Let’s be honest, ecosystem building still is very nascent and even more nebulous of a term (for a collection of definitions from practitioners, read this recent post by fellow Startup Champion Jeff Bennett). Therefore, I am steering my curiosity toward ecosystems for, by and around purpose-driven entrepreneurs.
Purpose-driven entrepreneurs is a term I use to describe entrepreneurs who pursue both profit and a positive impact (social and/or environmental). That includes social business after Muhammad Yunus, certified B Corps and social enterprises. I do not conflate it with nonprofits or charities, nor with companies that attach CSR activities to their otherwise unsustainable main business (as noble as these efforts may be).
(Social) Innovation: Innovation, and social innovation in particular, are incredibly exciting topics when it comes to solving some of humanity’s biggest challenges. While I agree that tackling long-persisting challenges in new ways is a great approach to solve hard problems, I am not solely focusing on innovation ecosystems. Thanks to my work as a B Corp community builder, I have experienced first hand what simple measures existing small- and medium-sized companies can take to use their business as a force for good. Paying a living wage, recycling office waste and training teams of culture diversity is a far cry from innovative. It’s good business practice.
Startups: I absolutely love working with startups and have done so for many years. But to my earlier point, you don’t have to be or work with startups to create a positive social or environmental impact.
In short, I am interested in exploring the world of individuals who — in some meaningful capacity — work with purpose-driven entrepreneurs and nurture an ecosystem in which they can thrive.
Jumping off a cliff, one step at a time
… if only that was a thing! This next chapter of Social Venturers feels like jumping off a cliff with no idea what I will be landing in or how long the journey to impact will be. It’s all I can do to not hold my breath and stiffen my body. Because if I have learned one thing in self-managing long-term research projects, it’s that they succeed one tiny step at a time. But you have to keep at them and make something happen. Consistently.
I have lined up my first interviews with ecosystem builders for social change and am constantly reaching out to more. In parallel, I am combing through academic literature, blog posts, white papers etc. while exploring neighboring academic fields to see whether they are relevant to my research.
How can you help?
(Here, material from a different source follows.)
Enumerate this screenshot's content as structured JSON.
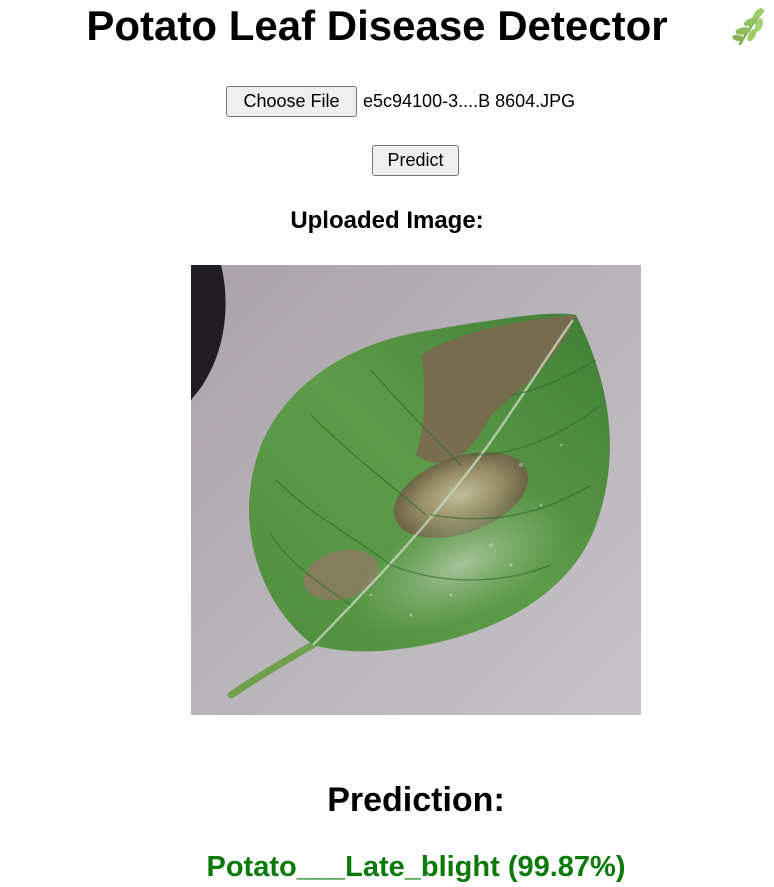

I am so glad you asked! If you work in this field, or know someone who does and think you can contribute, then by all means, please reach out! There is a lot I don’t know, the world of ecosystem building is big and sometimes overwhelming so if you know about organizations and ongoing research in this field that I should be aware of, let me know!
More so, I myself will benefit from a community of like-minded ecosystem builders, researchers and startup champions who are passionate about social impact and purpose-driven entrepreneurship. If there is one thing I have learned from my solo research adventure Social Venturers, it’s that these explorations are so much more fruitful if you don’t do them alone. I am looking for values-aligned partners who work in the field of ecosystem building for social impact and are keen to further collective knowledge in the field, professionalize the occupation and build deeper ties among ecosystem builders.
If none of this is the case, but you’re still thinking “But I want to do something!”: I am always looking for cheerleaders and awesome individuals who are interested in working on great ideas. So, if you’re awesome, a hard worker and keen on rolling up your sleeves, we will make it happen! Get in touch!